On everything from direct pay discrimination to the structure of social, political, and economic empowerment of women, we have to act to make sure that we are intentionally closing the pay gap. And in particular, the way that the pay gap affects women who are at the intersection of other patterns of exclusion, like LGBTQ women, and women of color, and Native women. So that this is truly a country where there is equal pay for equal work.

I am proposing that we require employers to report pay data by quintile, broken down by race and gender, so that consumers, employees, the public, and enforcers can see what is happening with these kinds of gender pay gaps. 

Do you support policies that require corporations to have women and other underrepresented groups on corporate boards? Why or why not?

It’s critical that we increase the representation and leadership of women in corporate governance structures and especially corporate boards. I will use the institutional power of the federal government as an investor and as a purchaser to make sure that we are promoting gender diversity on corporate boards, which by the way has been shown to increase not only workplace fairness, but the actual effectiveness and profitability of organizations. And I’ll also make sure that we are working with banks to require demographic information about lending practices, to make sure that they are doing their part to capitalize women-led organizations. 

Would you—and how would you—propose to strengthen protection for people who need accommodations to do their jobs while pregnant or who are discriminated against because of their pregnancies at work?

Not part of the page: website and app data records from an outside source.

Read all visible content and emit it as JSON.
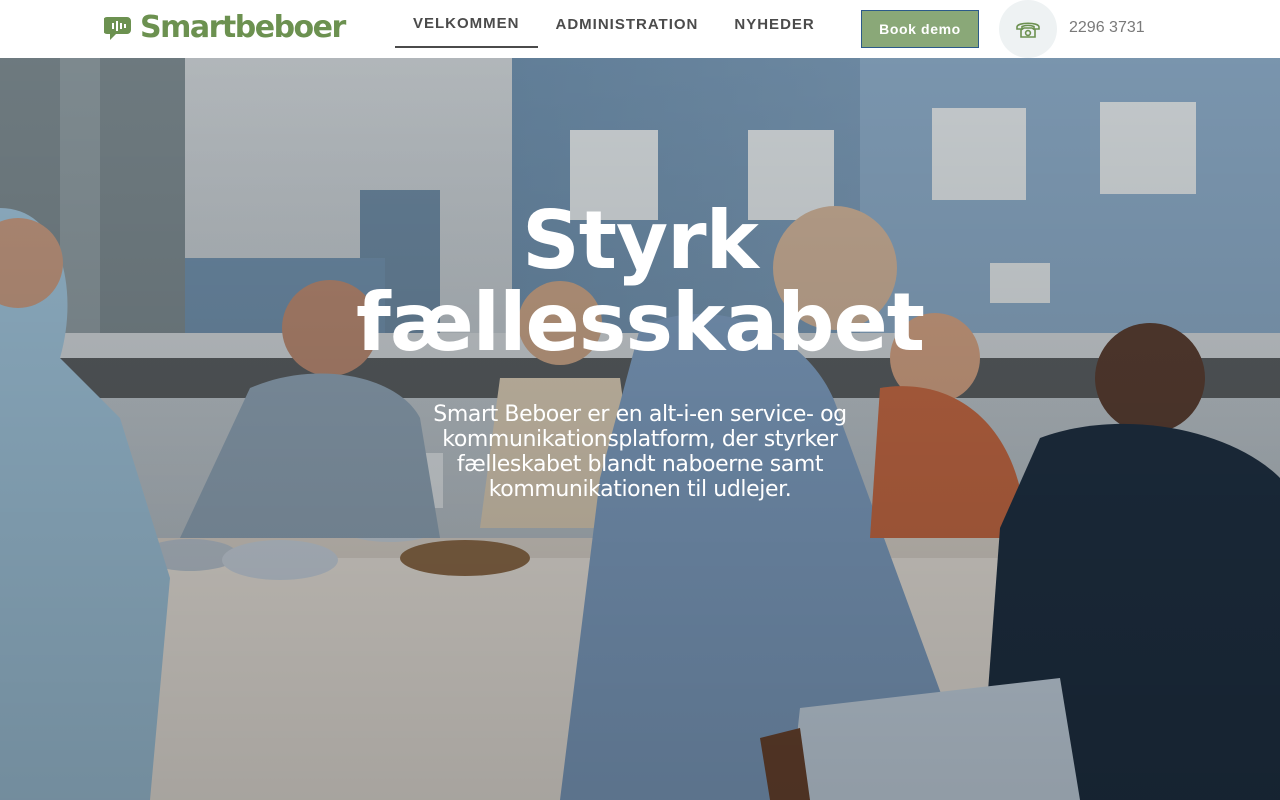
{
  "brand": {
    "name": "Smartbeboer",
    "color": "#6c9150"
  },
  "nav": {
    "items": [
      {
        "label": "VELKOMMEN",
        "active": true
      },
      {
        "label": "ADMINISTRATION",
        "active": false
      },
      {
        "label": "NYHEDER",
        "active": false
      }
    ]
  },
  "cta": {
    "book_label": "Book demo",
    "color": "#8aa878"
  },
  "contact": {
    "phone_icon": "phone-icon",
    "phone": "2296 3731"
  },
  "hero": {
    "title_line1": "Styrk",
    "title_line2": "fællesskabet",
    "subtitle": "Smart Beboer er en alt-i-en service- og kommunikationsplatform, der styrker fælleskabet blandt naboerne samt kommunikationen til udlejer."
  }
}
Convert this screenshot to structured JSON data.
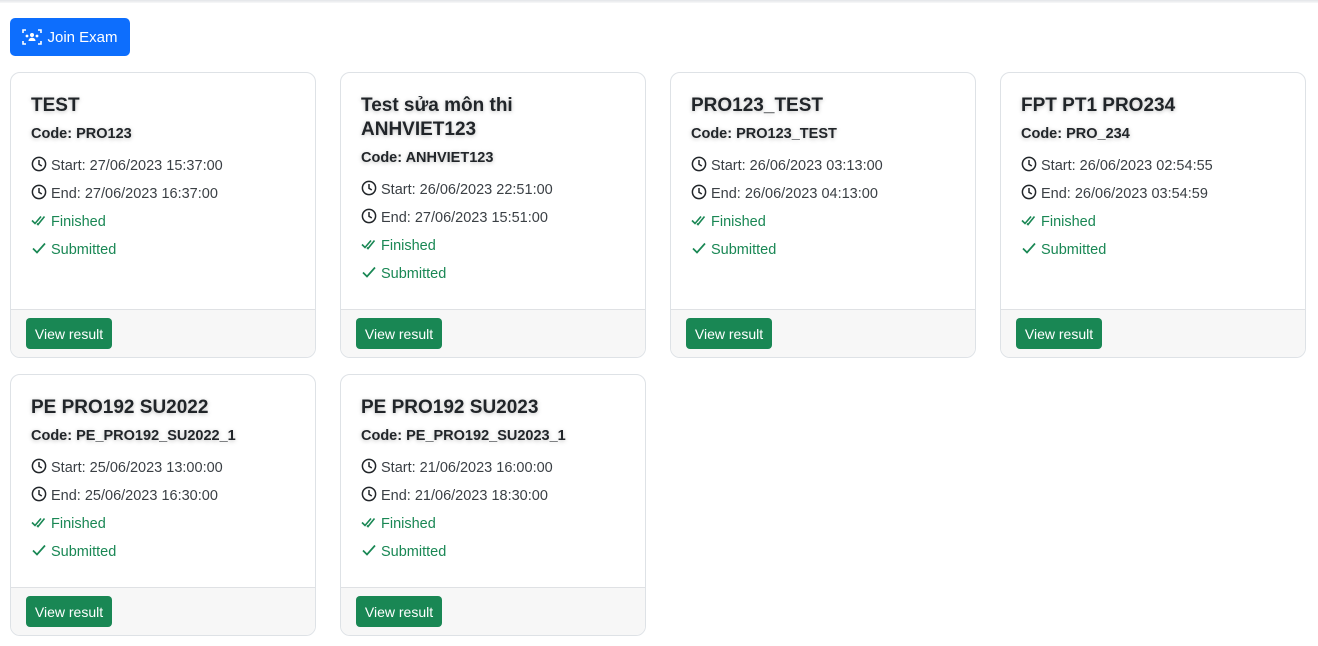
{
  "toolbar": {
    "join_label": "Join Exam",
    "join_icon": "people-group-icon",
    "accent_color": "#0d6efd"
  },
  "colors": {
    "success": "#198754",
    "card_border": "#dee2e6",
    "footer_bg": "#f7f7f7"
  },
  "exams": [
    {
      "title": "TEST",
      "code": "Code: PRO123",
      "start": "Start: 27/06/2023 15:37:00",
      "end": "End: 27/06/2023 16:37:00",
      "status": "Finished",
      "submission": "Submitted",
      "action": "View result"
    },
    {
      "title": "Test sửa môn thi ANHVIET123",
      "code": "Code: ANHVIET123",
      "start": "Start: 26/06/2023 22:51:00",
      "end": "End: 27/06/2023 15:51:00",
      "status": "Finished",
      "submission": "Submitted",
      "action": "View result"
    },
    {
      "title": "PRO123_TEST",
      "code": "Code: PRO123_TEST",
      "start": "Start: 26/06/2023 03:13:00",
      "end": "End: 26/06/2023 04:13:00",
      "status": "Finished",
      "submission": "Submitted",
      "action": "View result"
    },
    {
      "title": "FPT PT1 PRO234",
      "code": "Code: PRO_234",
      "start": "Start: 26/06/2023 02:54:55",
      "end": "End: 26/06/2023 03:54:59",
      "status": "Finished",
      "submission": "Submitted",
      "action": "View result"
    },
    {
      "title": "PE PRO192 SU2022",
      "code": "Code: PE_PRO192_SU2022_1",
      "start": "Start: 25/06/2023 13:00:00",
      "end": "End: 25/06/2023 16:30:00",
      "status": "Finished",
      "submission": "Submitted",
      "action": "View result"
    },
    {
      "title": "PE PRO192 SU2023",
      "code": "Code: PE_PRO192_SU2023_1",
      "start": "Start: 21/06/2023 16:00:00",
      "end": "End: 21/06/2023 18:30:00",
      "status": "Finished",
      "submission": "Submitted",
      "action": "View result"
    }
  ]
}
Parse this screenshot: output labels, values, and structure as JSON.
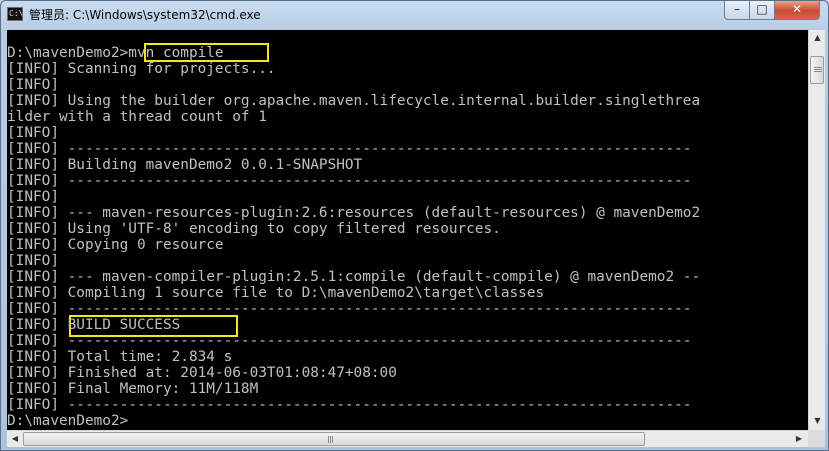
{
  "window": {
    "title": "管理员: C:\\Windows\\system32\\cmd.exe",
    "icon_label": "C:\\",
    "controls": {
      "minimize": "–",
      "maximize": "□",
      "close": "✕"
    }
  },
  "console": {
    "lines": [
      "D:\\mavenDemo2>mvn compile",
      "[INFO] Scanning for projects...",
      "[INFO]",
      "[INFO] Using the builder org.apache.maven.lifecycle.internal.builder.singlethrea",
      "ilder with a thread count of 1",
      "[INFO]",
      "[INFO] ------------------------------------------------------------------------",
      "[INFO] Building mavenDemo2 0.0.1-SNAPSHOT",
      "[INFO] ------------------------------------------------------------------------",
      "[INFO]",
      "[INFO] --- maven-resources-plugin:2.6:resources (default-resources) @ mavenDemo2",
      "[INFO] Using 'UTF-8' encoding to copy filtered resources.",
      "[INFO] Copying 0 resource",
      "[INFO]",
      "[INFO] --- maven-compiler-plugin:2.5.1:compile (default-compile) @ mavenDemo2 --",
      "[INFO] Compiling 1 source file to D:\\mavenDemo2\\target\\classes",
      "[INFO] ------------------------------------------------------------------------",
      "[INFO] BUILD SUCCESS",
      "[INFO] ------------------------------------------------------------------------",
      "[INFO] Total time: 2.834 s",
      "[INFO] Finished at: 2014-06-03T01:08:47+08:00",
      "[INFO] Final Memory: 11M/118M",
      "[INFO] ------------------------------------------------------------------------",
      "D:\\mavenDemo2>"
    ],
    "highlights": [
      "mvn compile",
      "BUILD SUCCESS"
    ],
    "colors": {
      "background": "#000000",
      "text": "#c0c0c0",
      "highlight_border": "#f3e81f"
    }
  },
  "scrollbars": {
    "up_arrow": "▲",
    "down_arrow": "▼",
    "left_arrow": "◀",
    "right_arrow": "▶"
  }
}
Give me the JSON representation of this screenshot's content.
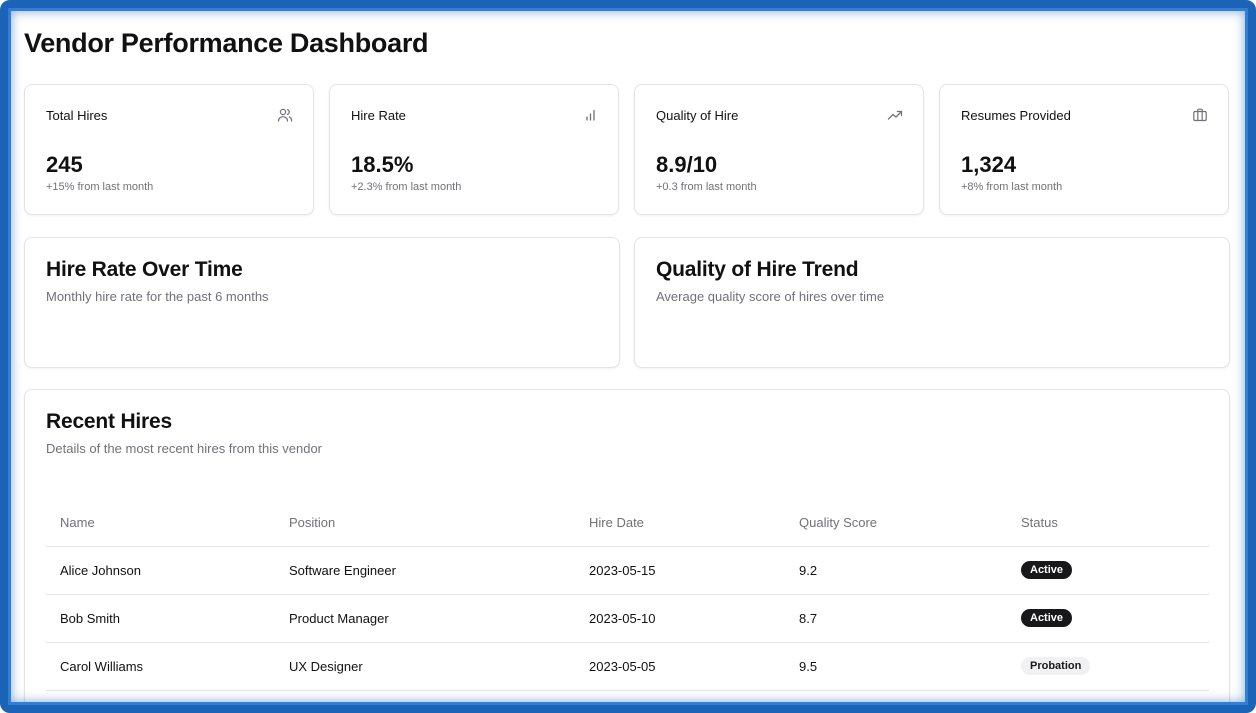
{
  "page": {
    "title": "Vendor Performance Dashboard"
  },
  "stats": [
    {
      "label": "Total Hires",
      "value": "245",
      "delta": "+15% from last month",
      "icon": "users-icon"
    },
    {
      "label": "Hire Rate",
      "value": "18.5%",
      "delta": "+2.3% from last month",
      "icon": "bar-chart-icon"
    },
    {
      "label": "Quality of Hire",
      "value": "8.9/10",
      "delta": "+0.3 from last month",
      "icon": "trending-up-icon"
    },
    {
      "label": "Resumes Provided",
      "value": "1,324",
      "delta": "+8% from last month",
      "icon": "briefcase-icon"
    }
  ],
  "charts": [
    {
      "title": "Hire Rate Over Time",
      "subtitle": "Monthly hire rate for the past 6 months"
    },
    {
      "title": "Quality of Hire Trend",
      "subtitle": "Average quality score of hires over time"
    }
  ],
  "recent": {
    "title": "Recent Hires",
    "subtitle": "Details of the most recent hires from this vendor",
    "columns": [
      "Name",
      "Position",
      "Hire Date",
      "Quality Score",
      "Status"
    ],
    "rows": [
      [
        "Alice Johnson",
        "Software Engineer",
        "2023-05-15",
        "9.2",
        "Active"
      ],
      [
        "Bob Smith",
        "Product Manager",
        "2023-05-10",
        "8.7",
        "Active"
      ],
      [
        "Carol Williams",
        "UX Designer",
        "2023-05-05",
        "9.5",
        "Probation"
      ]
    ]
  },
  "colors": {
    "frame": "#1b63b6",
    "badge_active": "#18181b",
    "badge_probation": "#f1f1f3",
    "muted_text": "#71717a"
  }
}
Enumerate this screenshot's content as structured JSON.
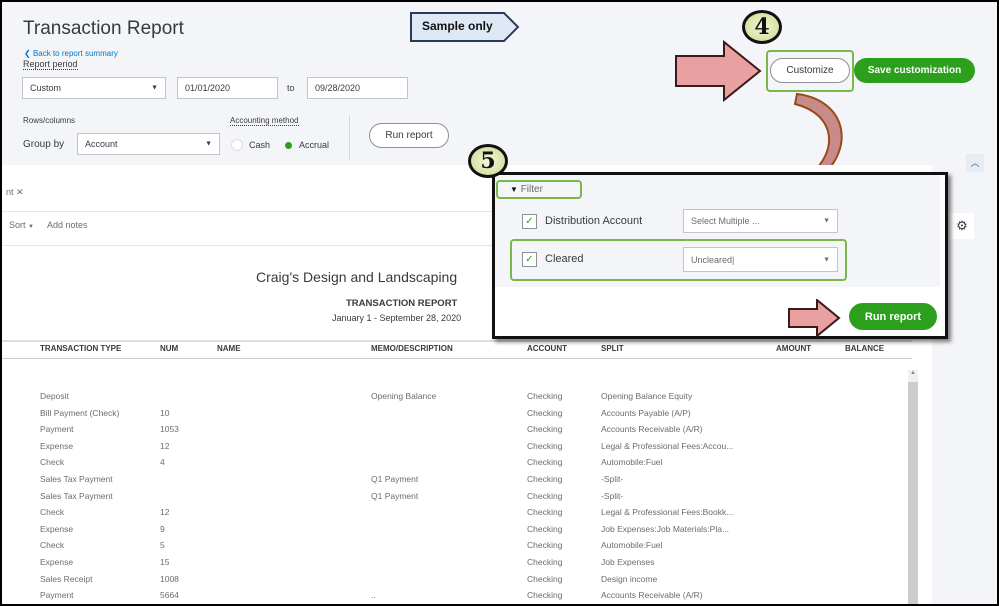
{
  "header": {
    "title": "Transaction Report",
    "back_link": "Back to report summary",
    "sample_label": "Sample only"
  },
  "controls": {
    "report_period_label": "Report period",
    "period_value": "Custom",
    "from_date": "01/01/2020",
    "to_label": "to",
    "to_date": "09/28/2020",
    "rows_columns_label": "Rows/columns",
    "group_by_label": "Group by",
    "group_by_value": "Account",
    "accounting_method_label": "Accounting method",
    "cash_label": "Cash",
    "accrual_label": "Accrual",
    "run_report_label": "Run report"
  },
  "actions": {
    "customize_label": "Customize",
    "save_customization_label": "Save customization"
  },
  "annotations": {
    "step4": "4",
    "step5": "5"
  },
  "toolbar": {
    "filter_chip": "nt",
    "sort_label": "Sort",
    "add_notes_label": "Add notes"
  },
  "report": {
    "company": "Craig's Design and Landscaping",
    "name": "TRANSACTION REPORT",
    "period": "January 1 - September 28, 2020",
    "columns": [
      "TRANSACTION TYPE",
      "NUM",
      "NAME",
      "MEMO/DESCRIPTION",
      "ACCOUNT",
      "SPLIT",
      "AMOUNT",
      "BALANCE"
    ],
    "rows": [
      [
        "Deposit",
        "",
        "",
        "Opening Balance",
        "Checking",
        "Opening Balance Equity"
      ],
      [
        "Bill Payment (Check)",
        "10",
        "",
        "",
        "Checking",
        "Accounts Payable (A/P)"
      ],
      [
        "Payment",
        "1053",
        "",
        "",
        "Checking",
        "Accounts Receivable (A/R)"
      ],
      [
        "Expense",
        "12",
        "",
        "",
        "Checking",
        "Legal & Professional Fees:Accou..."
      ],
      [
        "Check",
        "4",
        "",
        "",
        "Checking",
        "Automobile:Fuel"
      ],
      [
        "Sales Tax Payment",
        "",
        "",
        "Q1 Payment",
        "Checking",
        "-Split-"
      ],
      [
        "Sales Tax Payment",
        "",
        "",
        "Q1 Payment",
        "Checking",
        "-Split-"
      ],
      [
        "Check",
        "12",
        "",
        "",
        "Checking",
        "Legal & Professional Fees:Bookk..."
      ],
      [
        "Expense",
        "9",
        "",
        "",
        "Checking",
        "Job Expenses:Job Materials:Pla..."
      ],
      [
        "Check",
        "5",
        "",
        "",
        "Checking",
        "Automobile:Fuel"
      ],
      [
        "Expense",
        "15",
        "",
        "",
        "Checking",
        "Job Expenses"
      ],
      [
        "Sales Receipt",
        "1008",
        "",
        "",
        "Checking",
        "Design income"
      ],
      [
        "Payment",
        "5664",
        "",
        "..",
        "Checking",
        "Accounts Receivable (A/R)"
      ]
    ]
  },
  "filter_panel": {
    "title": "Filter",
    "distribution_label": "Distribution Account",
    "distribution_value": "Select Multiple ...",
    "cleared_label": "Cleared",
    "cleared_value": "Uncleared",
    "run_report_label": "Run report"
  },
  "colors": {
    "accent": "#2ca01c",
    "link": "#0077c5",
    "highlight": "#7ab648",
    "arrow": "#e8a0a0"
  }
}
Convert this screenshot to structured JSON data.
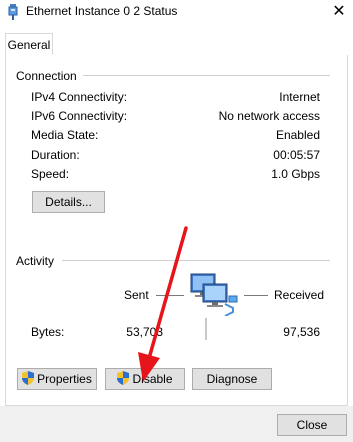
{
  "window": {
    "title": "Ethernet Instance 0 2 Status",
    "close_glyph": "✕"
  },
  "tabs": [
    {
      "label": "General",
      "selected": true
    }
  ],
  "connection": {
    "group_label": "Connection",
    "rows": [
      {
        "label": "IPv4 Connectivity:",
        "value": "Internet"
      },
      {
        "label": "IPv6 Connectivity:",
        "value": "No network access"
      },
      {
        "label": "Media State:",
        "value": "Enabled"
      },
      {
        "label": "Duration:",
        "value": "00:05:57"
      },
      {
        "label": "Speed:",
        "value": "1.0 Gbps"
      }
    ],
    "details_button": "Details..."
  },
  "activity": {
    "group_label": "Activity",
    "sent_label": "Sent",
    "received_label": "Received",
    "bytes_label": "Bytes:",
    "bytes_sent": "53,703",
    "bytes_received": "97,536",
    "network_icon": "network-computers-icon"
  },
  "actions": {
    "properties": "Properties",
    "disable": "Disable",
    "diagnose": "Diagnose",
    "shield_icon": "uac-shield-icon"
  },
  "footer": {
    "close": "Close"
  },
  "annotation": {
    "arrow_color": "#e8141b"
  }
}
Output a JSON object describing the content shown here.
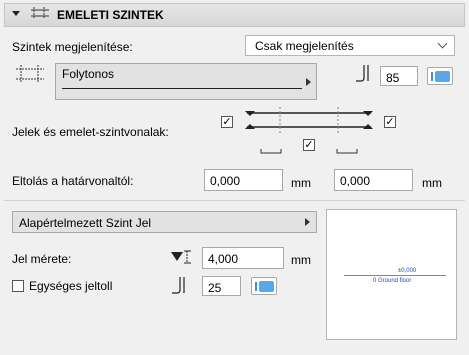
{
  "header": {
    "title": "EMELETI SZINTEK"
  },
  "display_row": {
    "label": "Szintek megjelenítése:",
    "selected": "Csak megjelenítés"
  },
  "line_row": {
    "line_type": "Folytonos",
    "pen_value": "85"
  },
  "markers_row": {
    "label": "Jelek és emelet-szintvonalak:"
  },
  "offset_row": {
    "label": "Eltolás a határvonaltól:",
    "value1": "0,000",
    "unit1": "mm",
    "value2": "0,000",
    "unit2": "mm"
  },
  "marker_section": {
    "label": "Alapértelmezett Szint Jel"
  },
  "size_row": {
    "label": "Jel mérete:",
    "value": "4,000",
    "unit": "mm"
  },
  "uniform_row": {
    "label": "Egységes jeltoll",
    "pen_value": "25"
  },
  "preview": {
    "elevation": "±0,000",
    "level_name": "0 Ground floor"
  },
  "colors": {
    "accent": "#3a8fe0",
    "preview_text": "#1f4fa8",
    "preview_line": "#3aa0c8"
  },
  "icons": [
    "collapse-arrow-icon",
    "story-level-icon",
    "line-type-icon",
    "pen-icon",
    "marker-size-icon",
    "chevron-down-icon",
    "chevron-right-icon"
  ]
}
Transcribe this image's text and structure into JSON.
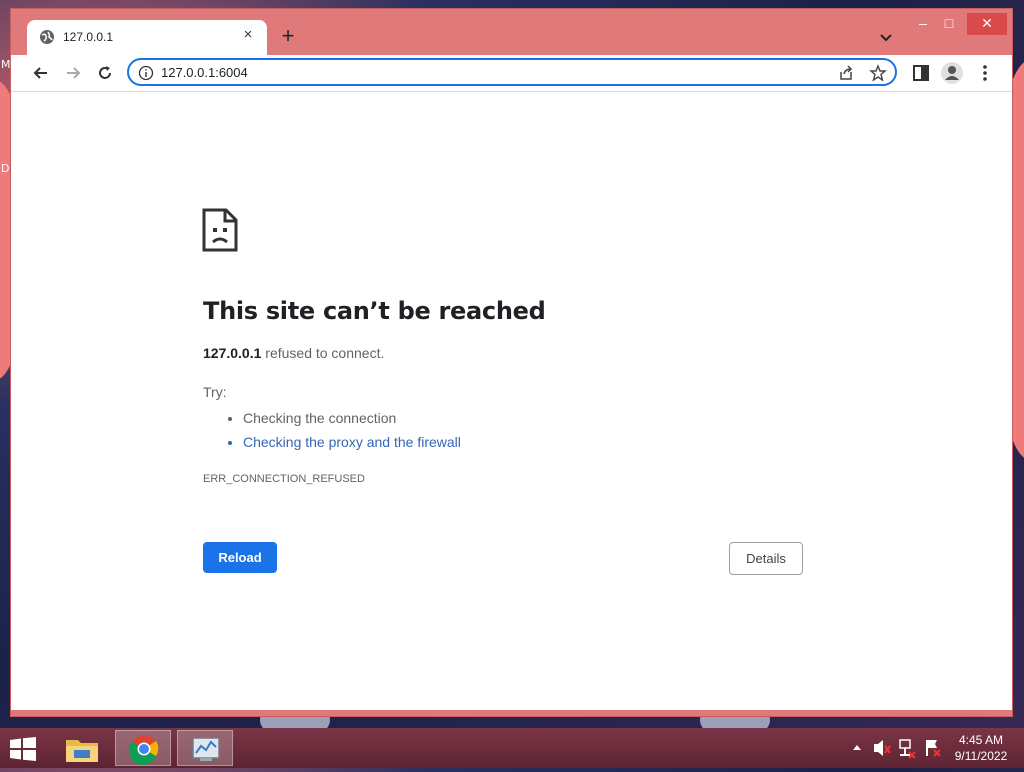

No woman should ever have to risk her economic security in order to take care of her health. This is why we need to pass the Pregnant Workers Fairness Act, to end forms of discrimination that can disadvantage pregnant workers, and update the Pregnancy Discrimination Act, to reflect modern realities in today’s workplace. We need to make sure that women while pregnant, and after returning to work, are supported and accommodated, and that we make sure that we are welcoming and supporting the continued growth, progress, and success of women’s careers before, during, and after pregnancy.

This project was published on Jan. 28, 2020.